Trial begins for ex-cop accused in Dallas woman’s shooting death

The trial began Tuesday for the former Dallas police officer accused of aggravated assault in a fatal shooting.

Christopher Hess is charged in the shooting death of 21-year-old Genevive Dawes.

During opening statements, prosecutors said Hess’ decision to use deadly force was unjustified. However, defense attorneys argued he made a reasonable decision so that he and his partner could go home to their families that night.

“You had six total officers on scene, only two fired. One of them only fired once, but the defendant shot 12 times,” said prosecutor George Lewis.

“Genevive Dawes was armed, aggressive,” said defense attorney Messina Madson. “She made a drug induced decision that night to avoid arrest... you’ll learn that she had both meth and heroin in her system.”

Jurors saw body camera video from 2017 that shows Hess and his partner, Officer Jason Kimpel, firing 13 shots into a car that slowly backed into their police cruiser.

They were responding to a call about a suspicious person in the parking lot of an apartment complex in Old East Dallas. Records showed the vehicle was reported stolen out of Irving and the officers initially claimed the driver of the vehicle ignored commands and then backed up in their direction.

Sr. Cpl. Erin Evans, another officer who responded to the call, testified that she did have some concern because the driver of the vehicle appeared to be trying to get away but she said she did not fear for her safety. She told jurors she never saw a weapon and was trained to move out of the way of the vehicle.

Evans told prosecutors the gunshots caught her off guard because she wasn’t seeing a threat. During cross-examination, she admitted that while she didn’t feel the fleeing vehicle was a threat, the situation was becoming more threatening.

Dawes, a mother of two who was expecting a third child, had reportedly purchased the vehicle without knowing it was stolen. Her common law husband, Virgilio Rosales, claims they were asleep when the officers approached.

Rosales told FOX 4 during a previous interview that Dawes nudged him awake. He said he could not see who was outside because they were shining flashlights into the van.

"She got scared,” he said. “They got guns in her face. At first, she don’t know they are cops.”

A barrage of bullets tore through the vehicle when Dawes put it in reverse. Rosales was not hurt but later arrested for the unlawful possession of a firearm by a felon.

An attorney for the Dawes family said the body camera and dash camera video of the incident show she was not trying to hit the officers.

Grand jurors who saw the video indicted Hess on a charge of aggravated assault by a public servant. He was then fired by the Dallas Police Department. Kimpel was not indicted, cleared of any wrongdoing and returned to work.

Dawes’ family is also suing both officers and the city of Dallas, alleging excessive force. The lawsuit argues poor training, a lack of supervision and a lack of discipline were at the root of the shooting.

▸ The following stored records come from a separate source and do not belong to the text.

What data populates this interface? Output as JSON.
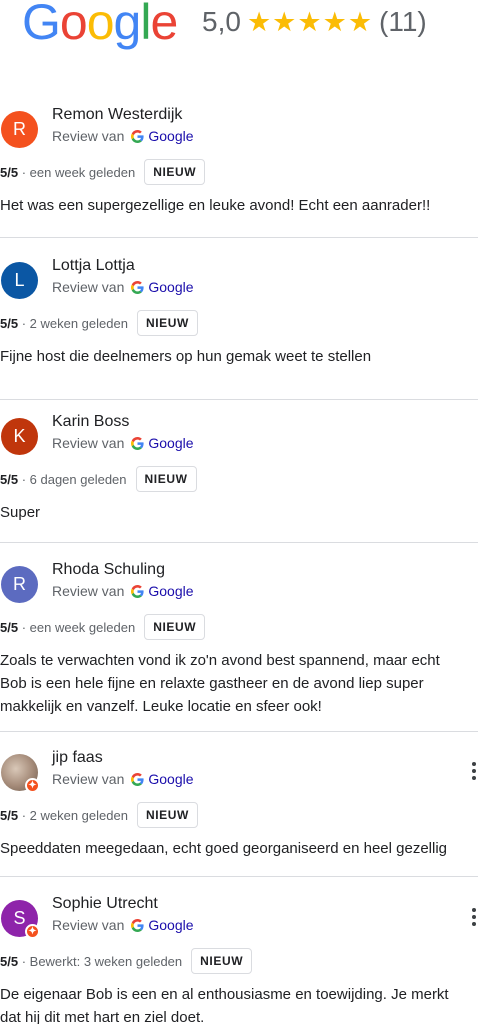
{
  "header": {
    "logo_letters": [
      "G",
      "o",
      "o",
      "g",
      "l",
      "e"
    ],
    "score": "5,0",
    "stars": 5,
    "count": "(11)"
  },
  "reviews": [
    {
      "avatar_letter": "R",
      "avatar_color": "#f4511e",
      "author": "Remon Westerdijk",
      "source_prefix": "Review van",
      "source_label": "Google",
      "score": "5/5",
      "time": "· een week geleden",
      "badge": "NIEUW",
      "lines": [
        "Het was een supergezellige en leuke avond! Echt een aanrader!!"
      ]
    },
    {
      "avatar_letter": "L",
      "avatar_color": "#0b57a4",
      "author": "Lottja Lottja",
      "source_prefix": "Review van",
      "source_label": "Google",
      "score": "5/5",
      "time": "· 2 weken geleden",
      "badge": "NIEUW",
      "lines": [
        "Fijne host die deelnemers op hun gemak weet te stellen"
      ]
    },
    {
      "avatar_letter": "K",
      "avatar_color": "#c0360c",
      "author": "Karin Boss",
      "source_prefix": "Review van",
      "source_label": "Google",
      "score": "5/5",
      "time": "· 6 dagen geleden",
      "badge": "NIEUW",
      "lines": [
        "Super"
      ]
    },
    {
      "avatar_letter": "R",
      "avatar_color": "#5c6bc0",
      "author": "Rhoda Schuling",
      "source_prefix": "Review van",
      "source_label": "Google",
      "score": "5/5",
      "time": "· een week geleden",
      "badge": "NIEUW",
      "lines": [
        "Zoals te verwachten vond ik zo'n avond best spannend, maar echt",
        "Bob is een hele fijne en relaxte gastheer en de avond liep super",
        "makkelijk en vanzelf. Leuke locatie en sfeer ook!"
      ]
    },
    {
      "avatar_letter": "",
      "avatar_color": "#a48a78",
      "author": "jip faas",
      "source_prefix": "Review van",
      "source_label": "Google",
      "score": "5/5",
      "time": "· 2 weken geleden",
      "badge": "NIEUW",
      "lines": [
        "Speeddaten meegedaan, echt goed georganiseerd en heel gezellig"
      ]
    },
    {
      "avatar_letter": "S",
      "avatar_color": "#8e24aa",
      "author": "Sophie Utrecht",
      "source_prefix": "Review van",
      "source_label": "Google",
      "score": "5/5",
      "time": "· Bewerkt: 3 weken geleden",
      "badge": "NIEUW",
      "lines": [
        "De eigenaar Bob is een en al enthousiasme en toewijding. Je merkt",
        "dat hij dit met hart en ziel doet."
      ]
    }
  ]
}
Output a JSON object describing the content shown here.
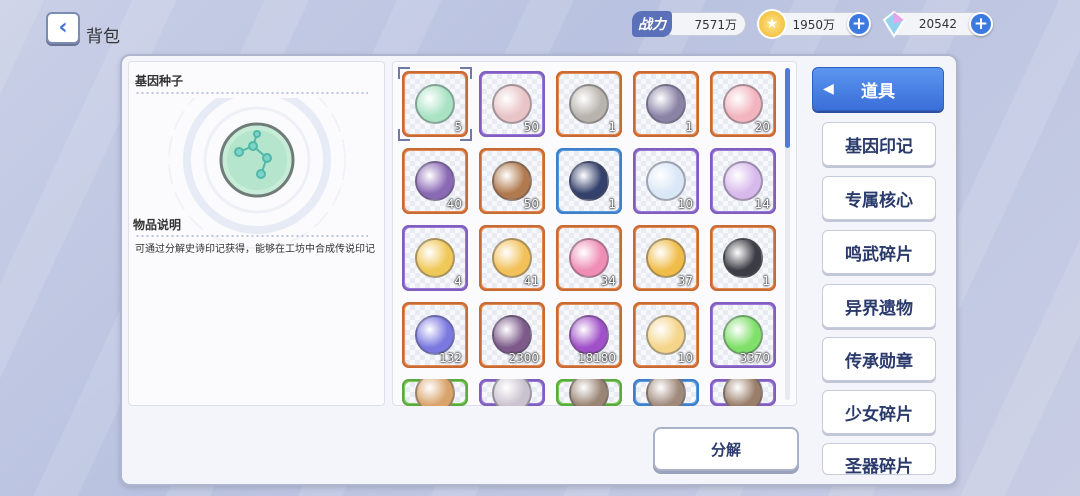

The city filed a motion asking that it be dismissed from the lawsuit. Officer Kimpel’s attorneys did the same but a judge rejected their requests.